## Work instruction
Restate the entries word for word, omitting nothing.

-=-=-

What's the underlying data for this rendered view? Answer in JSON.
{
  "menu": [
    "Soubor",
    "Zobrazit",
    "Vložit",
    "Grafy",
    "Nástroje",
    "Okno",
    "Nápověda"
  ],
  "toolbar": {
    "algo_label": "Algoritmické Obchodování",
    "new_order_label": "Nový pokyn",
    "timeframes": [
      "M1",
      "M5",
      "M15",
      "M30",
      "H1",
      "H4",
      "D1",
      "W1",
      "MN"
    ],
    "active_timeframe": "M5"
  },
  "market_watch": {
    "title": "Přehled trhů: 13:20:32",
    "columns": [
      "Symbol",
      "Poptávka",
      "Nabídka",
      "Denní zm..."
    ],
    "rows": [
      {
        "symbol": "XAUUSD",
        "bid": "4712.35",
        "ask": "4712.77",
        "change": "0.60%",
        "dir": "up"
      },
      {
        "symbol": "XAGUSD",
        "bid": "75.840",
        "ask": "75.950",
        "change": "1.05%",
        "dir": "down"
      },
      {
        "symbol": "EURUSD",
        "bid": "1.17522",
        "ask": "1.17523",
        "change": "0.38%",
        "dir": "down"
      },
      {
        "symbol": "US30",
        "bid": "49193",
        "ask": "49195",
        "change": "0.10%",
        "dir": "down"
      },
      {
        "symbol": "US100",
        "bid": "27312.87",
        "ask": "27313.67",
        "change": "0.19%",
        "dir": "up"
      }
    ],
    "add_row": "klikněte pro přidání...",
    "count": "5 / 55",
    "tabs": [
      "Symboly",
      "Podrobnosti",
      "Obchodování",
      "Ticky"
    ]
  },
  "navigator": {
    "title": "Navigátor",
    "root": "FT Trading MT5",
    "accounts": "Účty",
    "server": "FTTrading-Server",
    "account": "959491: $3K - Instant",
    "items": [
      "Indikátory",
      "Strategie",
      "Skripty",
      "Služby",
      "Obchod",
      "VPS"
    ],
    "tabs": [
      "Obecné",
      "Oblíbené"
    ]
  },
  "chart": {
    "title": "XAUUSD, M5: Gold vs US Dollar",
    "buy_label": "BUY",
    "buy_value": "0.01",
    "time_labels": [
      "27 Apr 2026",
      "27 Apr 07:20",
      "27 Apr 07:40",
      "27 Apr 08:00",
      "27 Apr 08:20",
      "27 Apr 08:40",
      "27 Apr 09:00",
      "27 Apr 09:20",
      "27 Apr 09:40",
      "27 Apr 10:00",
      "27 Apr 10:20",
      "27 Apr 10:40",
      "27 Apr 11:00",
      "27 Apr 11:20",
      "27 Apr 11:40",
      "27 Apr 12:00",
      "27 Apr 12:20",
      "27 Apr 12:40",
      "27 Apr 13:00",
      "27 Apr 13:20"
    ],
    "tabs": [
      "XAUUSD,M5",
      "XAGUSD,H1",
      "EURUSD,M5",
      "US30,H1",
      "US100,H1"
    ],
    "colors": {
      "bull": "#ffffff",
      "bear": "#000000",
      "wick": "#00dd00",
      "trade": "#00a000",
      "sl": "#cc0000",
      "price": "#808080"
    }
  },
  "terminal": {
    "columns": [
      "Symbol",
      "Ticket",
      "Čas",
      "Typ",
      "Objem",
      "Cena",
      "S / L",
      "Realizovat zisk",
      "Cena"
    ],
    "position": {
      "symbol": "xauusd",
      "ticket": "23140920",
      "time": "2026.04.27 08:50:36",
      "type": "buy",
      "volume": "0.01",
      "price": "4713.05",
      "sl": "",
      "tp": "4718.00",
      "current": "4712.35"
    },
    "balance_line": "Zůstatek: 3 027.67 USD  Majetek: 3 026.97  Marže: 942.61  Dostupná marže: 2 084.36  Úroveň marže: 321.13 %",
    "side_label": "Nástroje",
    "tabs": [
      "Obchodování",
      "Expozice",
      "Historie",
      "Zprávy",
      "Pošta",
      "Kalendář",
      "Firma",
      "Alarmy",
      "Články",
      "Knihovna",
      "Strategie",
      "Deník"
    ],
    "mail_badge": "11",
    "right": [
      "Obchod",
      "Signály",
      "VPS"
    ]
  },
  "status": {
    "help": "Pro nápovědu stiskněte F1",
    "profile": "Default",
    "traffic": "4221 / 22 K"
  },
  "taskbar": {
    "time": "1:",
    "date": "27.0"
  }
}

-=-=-

## Exercise result
What's the underlying data for this rendered view? Answer in JSON.
{
  "menu": [
    "Soubor",
    "Zobrazit",
    "Vložit",
    "Grafy",
    "Nástroje",
    "Okno",
    "Nápověda"
  ],
  "toolbar": {
    "algo_label": "Algoritmické Obchodování",
    "new_order_label": "Nový pokyn",
    "timeframes": [
      "M1",
      "M5",
      "M15",
      "M30",
      "H1",
      "H4",
      "D1",
      "W1",
      "MN"
    ],
    "active_timeframe": "M5"
  },
  "market_watch": {
    "title": "Přehled trhů: 13:20:32",
    "columns": [
      "Symbol",
      "Poptávka",
      "Nabídka",
      "Denní zm..."
    ],
    "rows": [
      {
        "symbol": "XAUUSD",
        "bid": "4712.35",
        "ask": "4712.77",
        "change": "0.60%",
        "dir": "up"
      },
      {
        "symbol": "XAGUSD",
        "bid": "75.840",
        "ask": "75.950",
        "change": "1.05%",
        "dir": "down"
      },
      {
        "symbol": "EURUSD",
        "bid": "1.17522",
        "ask": "1.17523",
        "change": "0.38%",
        "dir": "down"
      },
      {
        "symbol": "US30",
        "bid": "49193",
        "ask": "49195",
        "change": "0.10%",
        "dir": "down"
      },
      {
        "symbol": "US100",
        "bid": "27312.87",
        "ask": "27313.67",
        "change": "0.19%",
        "dir": "up"
      }
    ],
    "add_row": "klikněte pro přidání...",
    "count": "5 / 55",
    "tabs": [
      "Symboly",
      "Podrobnosti",
      "Obchodování",
      "Ticky"
    ]
  },
  "navigator": {
    "title": "Navigátor",
    "root": "FT Trading MT5",
    "accounts": "Účty",
    "server": "FTTrading-Server",
    "account": "959491: $3K - Instant",
    "items": [
      "Indikátory",
      "Strategie",
      "Skripty",
      "Služby",
      "Obchod",
      "VPS"
    ],
    "tabs": [
      "Obecné",
      "Oblíbené"
    ]
  },
  "chart": {
    "title": "XAUUSD, M5: Gold vs US Dollar",
    "buy_label": "BUY",
    "buy_value": "0.01",
    "time_labels": [
      "27 Apr 2026",
      "27 Apr 07:20",
      "27 Apr 07:40",
      "27 Apr 08:00",
      "27 Apr 08:20",
      "27 Apr 08:40",
      "27 Apr 09:00",
      "27 Apr 09:20",
      "27 Apr 09:40",
      "27 Apr 10:00",
      "27 Apr 10:20",
      "27 Apr 10:40",
      "27 Apr 11:00",
      "27 Apr 11:20",
      "27 Apr 11:40",
      "27 Apr 12:00",
      "27 Apr 12:20",
      "27 Apr 12:40",
      "27 Apr 13:00",
      "27 Apr 13:20"
    ],
    "tabs": [
      "XAUUSD,M5",
      "XAGUSD,H1",
      "EURUSD,M5",
      "US30,H1",
      "US100,H1"
    ],
    "colors": {
      "bull": "#ffffff",
      "bear": "#000000",
      "wick": "#00dd00",
      "trade": "#00a000",
      "sl": "#cc0000",
      "price": "#808080"
    }
  },
  "terminal": {
    "columns": [
      "Symbol",
      "Ticket",
      "Čas",
      "Typ",
      "Objem",
      "Cena",
      "S / L",
      "Realizovat zisk",
      "Cena"
    ],
    "position": {
      "symbol": "xauusd",
      "ticket": "23140920",
      "time": "2026.04.27 08:50:36",
      "type": "buy",
      "volume": "0.01",
      "price": "4713.05",
      "sl": "",
      "tp": "4718.00",
      "current": "4712.35"
    },
    "balance_line": "Zůstatek: 3 027.67 USD  Majetek: 3 026.97  Marže: 942.61  Dostupná marže: 2 084.36  Úroveň marže: 321.13 %",
    "side_label": "Nástroje",
    "tabs": [
      "Obchodování",
      "Expozice",
      "Historie",
      "Zprávy",
      "Pošta",
      "Kalendář",
      "Firma",
      "Alarmy",
      "Články",
      "Knihovna",
      "Strategie",
      "Deník"
    ],
    "mail_badge": "11",
    "right": [
      "Obchod",
      "Signály",
      "VPS"
    ]
  },
  "status": {
    "help": "Pro nápovědu stiskněte F1",
    "profile": "Default",
    "traffic": "4221 / 22 K"
  },
  "taskbar": {
    "time": "1:",
    "date": "27.0"
  }
}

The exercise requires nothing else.